UN Reports 2013 Will Be One Of The Warmest Years On Record
[ Watch the Video: UN Report Turns Up The Heat On 2013 ]
Brett Smith for redOrbit.com – Your Universe Online
As you raise a glass of your favorite beverage on this New Year’s Eve, you may want to toast to 2013 being one of the warmest years since modern records began in 1850.
According to a new report from the United Nations’ World Meteorological Organization (WMO), 2013 is currently on track to be tied with 2003 as the seventh warmest year on record, with worldwide land and ocean surface temperatures about 0.86 degrees F above the average temperatures from 1961 to 1990.
“Temperatures so far this year are about the same as the average during 2001-2010, which was the warmest decade on record,” said WMO Secretary-General Michel Jarraud. “All of the warmest years have been since 1998 and this year once again continues the underlying, long-term trend.”
“Atmospheric concentrations of carbon dioxide and other greenhouse gases reached new highs in 2012, and we expect them to reach unprecedented levels yet again in 2013,” he added. “This means that we are committed to a warmer future.”

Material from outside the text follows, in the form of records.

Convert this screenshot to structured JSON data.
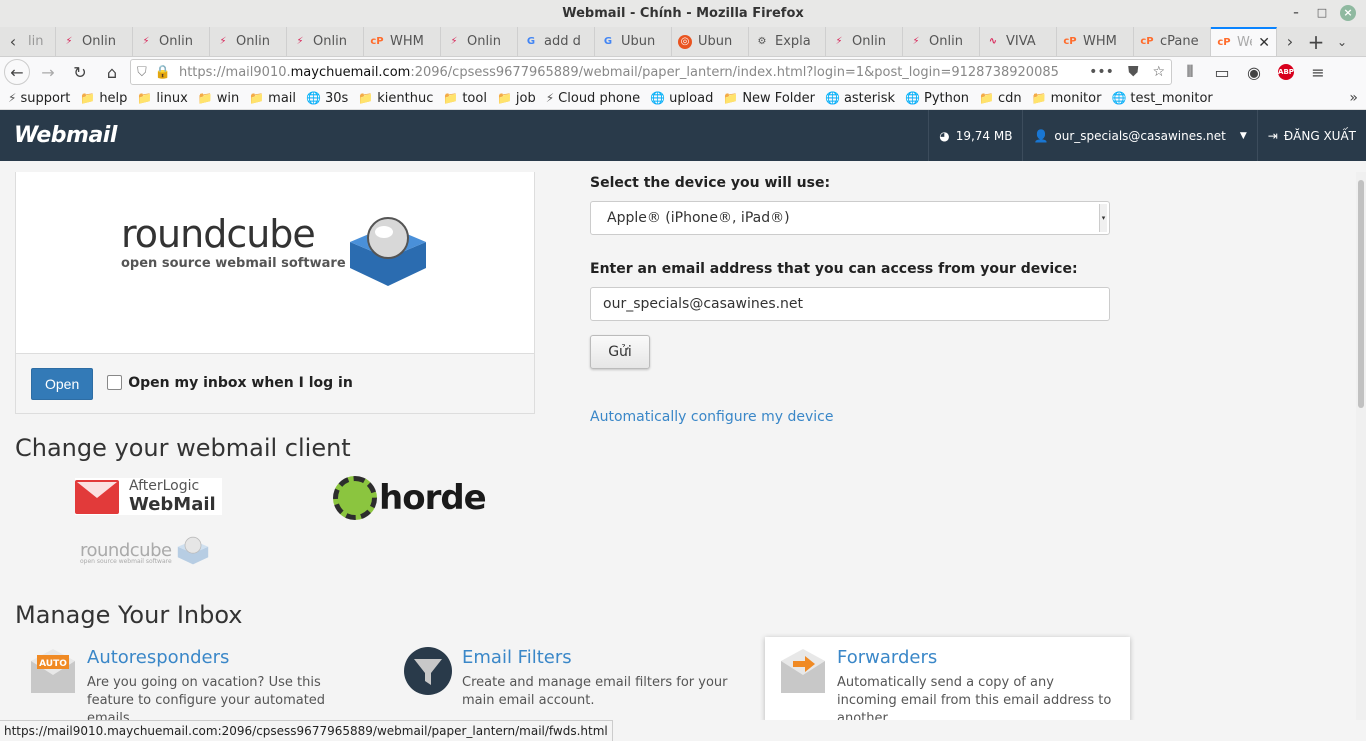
{
  "window": {
    "title": "Webmail - Chính - Mozilla Firefox"
  },
  "tabs": [
    {
      "label": "Onlin",
      "icon": "online-icon"
    },
    {
      "label": "Onlin",
      "icon": "online-icon"
    },
    {
      "label": "Onlin",
      "icon": "online-icon"
    },
    {
      "label": "Onlin",
      "icon": "online-icon"
    },
    {
      "label": "WHM",
      "icon": "cpanel-icon"
    },
    {
      "label": "Onlin",
      "icon": "online-icon"
    },
    {
      "label": "add d",
      "icon": "google-icon"
    },
    {
      "label": "Ubun",
      "icon": "google-icon"
    },
    {
      "label": "Ubun",
      "icon": "ubuntu-icon"
    },
    {
      "label": "Expla",
      "icon": "gear-icon"
    },
    {
      "label": "Onlin",
      "icon": "online-icon"
    },
    {
      "label": "Onlin",
      "icon": "online-icon"
    },
    {
      "label": "VIVA",
      "icon": "viva-icon"
    },
    {
      "label": "WHM",
      "icon": "cpanel-icon"
    },
    {
      "label": "cPane",
      "icon": "cpanel-icon"
    }
  ],
  "active_tab": {
    "label": "We"
  },
  "first_tab_partial": "lin",
  "url": {
    "prefix": "https://mail9010.",
    "host": "maychuemail.com",
    "rest": ":2096/cpsess9677965889/webmail/paper_lantern/index.html?login=1&post_login=9128738920085"
  },
  "bookmarks": [
    "support",
    "help",
    "linux",
    "win",
    "mail",
    "30s",
    "kienthuc",
    "tool",
    "job",
    "Cloud phone",
    "upload",
    "New Folder",
    "asterisk",
    "Python",
    "cdn",
    "monitor",
    "test_monitor"
  ],
  "appbar": {
    "logo": "Webmail",
    "disk_usage": "19,74 MB",
    "user": "our_specials@casawines.net",
    "logout": "ĐĂNG XUẤT"
  },
  "roundcube": {
    "logo_text": "roundcube",
    "logo_sub": "open source webmail software",
    "open_button": "Open",
    "checkbox_label": "Open my inbox when I log in"
  },
  "device": {
    "select_label": "Select the device you will use:",
    "select_value": "Apple® (iPhone®, iPad®)",
    "email_label": "Enter an email address that you can access from your device:",
    "email_value": "our_specials@casawines.net",
    "send_button": "Gửi",
    "auto_config_link": "Automatically configure my device"
  },
  "clients": {
    "heading": "Change your webmail client",
    "afterlogic_line1": "AfterLogic",
    "afterlogic_line2": "WebMail",
    "horde": "horde",
    "roundcube": "roundcube",
    "roundcube_sub": "open source webmail software"
  },
  "inbox": {
    "heading": "Manage Your Inbox",
    "tiles": [
      {
        "title": "Autoresponders",
        "desc": "Are you going on vacation? Use this feature to configure your automated emails.",
        "badge": "AUTO"
      },
      {
        "title": "Email Filters",
        "desc": "Create and manage email filters for your main email account."
      },
      {
        "title": "Forwarders",
        "desc": "Automatically send a copy of any incoming email from this email address to another."
      }
    ]
  },
  "status_url": "https://mail9010.maychuemail.com:2096/cpsess9677965889/webmail/paper_lantern/mail/fwds.html"
}
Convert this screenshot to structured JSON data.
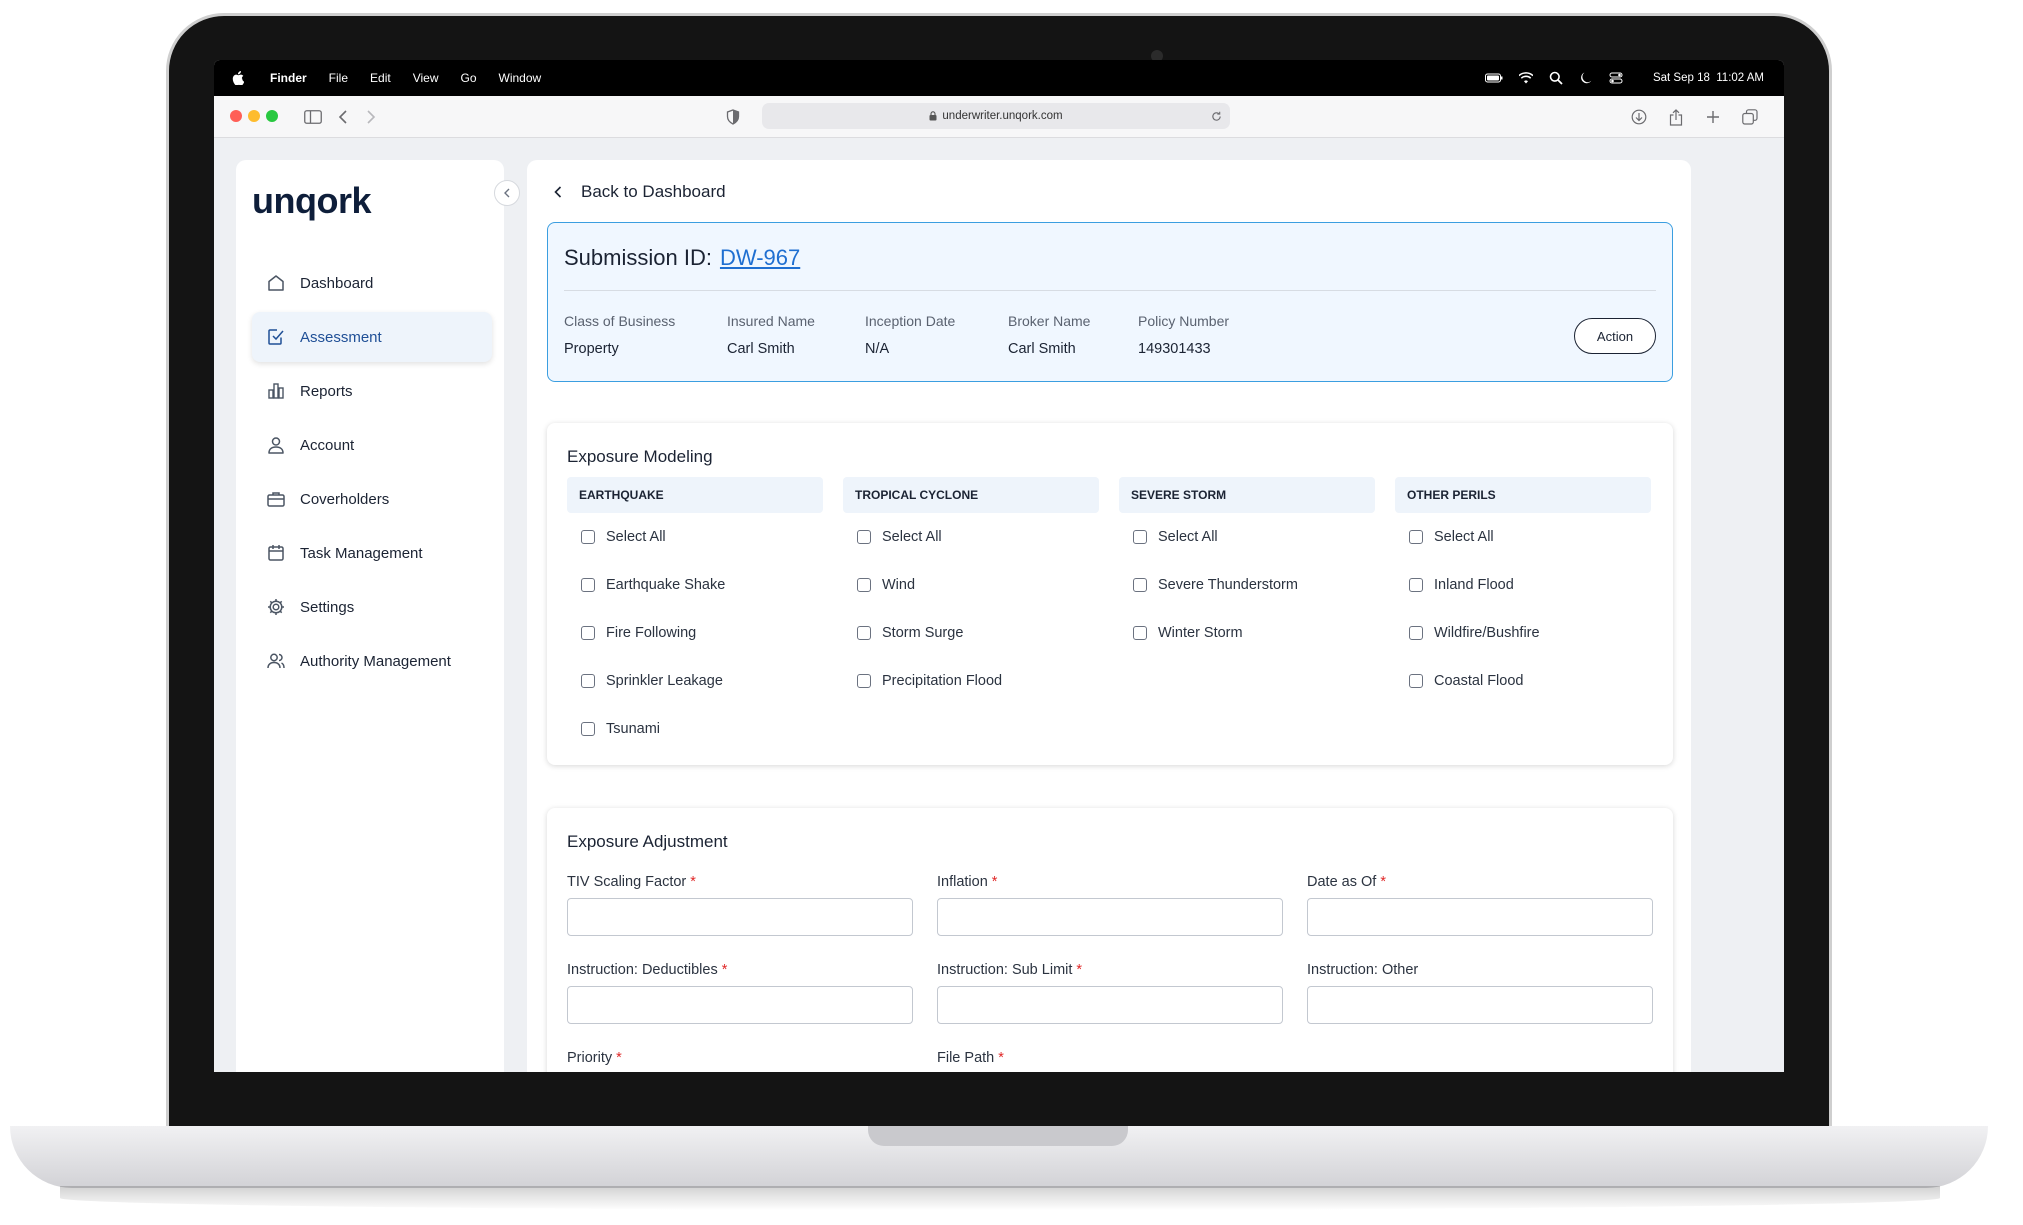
{
  "menubar": {
    "app_name": "Finder",
    "menus": [
      "File",
      "Edit",
      "View",
      "Go",
      "Window"
    ],
    "clock": "Sat Sep 18  11:02 AM"
  },
  "browser": {
    "url": "underwriter.unqork.com"
  },
  "sidebar": {
    "logo": "unqork",
    "items": [
      {
        "label": "Dashboard",
        "icon": "home-icon"
      },
      {
        "label": "Assessment",
        "icon": "clipboard-check-icon",
        "active": true
      },
      {
        "label": "Reports",
        "icon": "bar-chart-icon"
      },
      {
        "label": "Account",
        "icon": "user-icon"
      },
      {
        "label": "Coverholders",
        "icon": "briefcase-icon"
      },
      {
        "label": "Task Management",
        "icon": "calendar-icon"
      },
      {
        "label": "Settings",
        "icon": "gear-icon"
      },
      {
        "label": "Authority Management",
        "icon": "users-icon"
      }
    ]
  },
  "main": {
    "back_label": "Back to Dashboard",
    "submission": {
      "title_label": "Submission ID:",
      "id": "DW-967",
      "fields": [
        {
          "label": "Class of Business",
          "value": "Property"
        },
        {
          "label": "Insured Name",
          "value": "Carl Smith"
        },
        {
          "label": "Inception Date",
          "value": "N/A"
        },
        {
          "label": "Broker Name",
          "value": "Carl Smith"
        },
        {
          "label": "Policy Number",
          "value": "149301433"
        }
      ],
      "action_label": "Action"
    },
    "exposure_modeling": {
      "title": "Exposure Modeling",
      "columns": [
        {
          "header": "EARTHQUAKE",
          "items": [
            "Select All",
            "Earthquake Shake",
            "Fire Following",
            "Sprinkler Leakage",
            "Tsunami"
          ]
        },
        {
          "header": "TROPICAL CYCLONE",
          "items": [
            "Select All",
            "Wind",
            "Storm Surge",
            "Precipitation Flood"
          ]
        },
        {
          "header": "SEVERE STORM",
          "items": [
            "Select All",
            "Severe Thunderstorm",
            "Winter Storm"
          ]
        },
        {
          "header": "OTHER PERILS",
          "items": [
            "Select All",
            "Inland Flood",
            "Wildfire/Bushfire",
            "Coastal Flood"
          ]
        }
      ]
    },
    "exposure_adjustment": {
      "title": "Exposure Adjustment",
      "fields": [
        {
          "label": "TIV Scaling Factor",
          "required": "*",
          "value": ""
        },
        {
          "label": "Inflation",
          "required": "*",
          "value": ""
        },
        {
          "label": "Date as Of",
          "required": "*",
          "value": ""
        },
        {
          "label": "Instruction: Deductibles",
          "required": "*",
          "value": ""
        },
        {
          "label": "Instruction: Sub Limit",
          "required": "*",
          "value": ""
        },
        {
          "label": "Instruction: Other",
          "required": "",
          "value": ""
        },
        {
          "label": "Priority",
          "required": "*",
          "value": ""
        },
        {
          "label": "File Path",
          "required": "*",
          "value": ""
        }
      ]
    }
  },
  "colors": {
    "accent": "#1f6fd1",
    "active_bg": "#eef4fb",
    "required": "#e02828",
    "traffic_red": "#ff5f57",
    "traffic_yellow": "#febc2e",
    "traffic_green": "#28c840"
  }
}
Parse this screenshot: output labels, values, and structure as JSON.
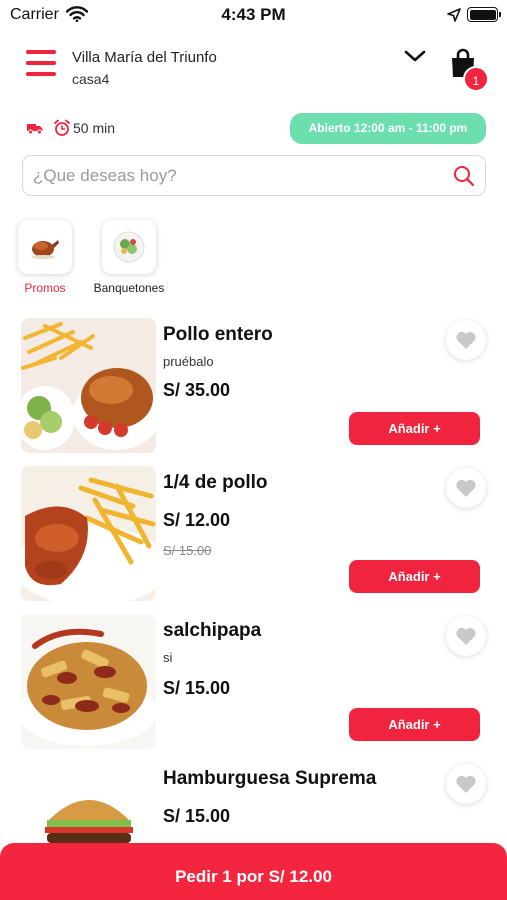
{
  "status_bar": {
    "carrier": "Carrier",
    "time": "4:43 PM"
  },
  "header": {
    "address_title": "Villa María del Triunfo",
    "address_subtitle": "casa4",
    "cart_count": "1"
  },
  "delivery": {
    "time": "50 min",
    "open_hours": "Abierto 12:00 am - 11:00 pm"
  },
  "search": {
    "placeholder": "¿Que deseas hoy?"
  },
  "categories": [
    {
      "label": "Promos",
      "active": true
    },
    {
      "label": "Banquetones",
      "active": false
    }
  ],
  "products": [
    {
      "name": "Pollo entero",
      "description": "pruébalo",
      "price": "S/ 35.00",
      "old_price": "",
      "add_label": "Añadir +"
    },
    {
      "name": "1/4 de pollo",
      "description": "",
      "price": "S/ 12.00",
      "old_price": "S/ 15.00",
      "add_label": "Añadir +"
    },
    {
      "name": "salchipapa",
      "description": "si",
      "price": "S/ 15.00",
      "old_price": "",
      "add_label": "Añadir +"
    },
    {
      "name": "Hamburguesa Suprema",
      "description": "",
      "price": "S/ 15.00",
      "old_price": "",
      "add_label": ""
    }
  ],
  "order_bar": {
    "label": "Pedir 1 por S/ 12.00"
  },
  "colors": {
    "accent": "#f0243e",
    "open_badge": "#6ddfae"
  },
  "icons": [
    "wifi-icon",
    "location-icon",
    "battery-icon",
    "menu-icon",
    "chevron-down-icon",
    "shopping-bag-icon",
    "delivery-truck-icon",
    "alarm-clock-icon",
    "search-icon",
    "heart-icon"
  ]
}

The report went on to say that warmer temperatures are causing more and more Arctic ice to melt as well as raising the risk of massive storm development.
While 2013 saw a slight recovery from the unprecedented sea ice minimum of 2012, the WMO report said this year’s ice levels will go down on record as one of the lowest in modern recorded history.
Arctic sea ice reaches its minimum about the same time every year – after the hottest months of the Northern Hemisphere summer. This year the ice shrank to its smallest area on September 13, to nearly 2 million square miles or the sixth smallest on record. The sea ice minimum was 18 percent below the average minimum for the years between 1981 and 2010, the WMO report said.
“Sea levels will continue to rise because of melting ice caps and glaciers,” Jarraud said. “More than 90 percent of the extra heat we are generating from greenhouse gas is absorbed by the oceans, which will consequently continue to warm and expand for hundreds of years.”
While the report noted that 2013 will most likely be an average year for global tropical cyclone activity, it also mentioned the destruction caused by Typhoon Haiyan – said to be the most powerful storm in recorded history.
“Surface temperatures are only part of the wider picture of our changing climate,” Jarraud said. “The impact on our water cycle is already becoming apparent – as manifested by droughts, floods and extreme precipitation.”
“The Philippines is reeling from the devastation wreaked by Typhoon Haiyan, the most powerful tropical cyclone ever to hit the country and one of the most intense ever recorded anywhere,” he continued. “It is still struggling to recover from Typhoon Bopha (Pablo) one year ago.”
“Although individual tropical cyclones cannot be directly attributed to climate change, higher sea levels are already making coastal populations more vulnerable to storm surges,” Jarraud said. “We saw this with tragic consequences in the Philippines.”
The WMO secretary-general concluded by saying, although the connection between climate change and the frequency of tropical storms is still up for debate, many experts agree that warmer temperature raise the risk of these storms becoming more intense.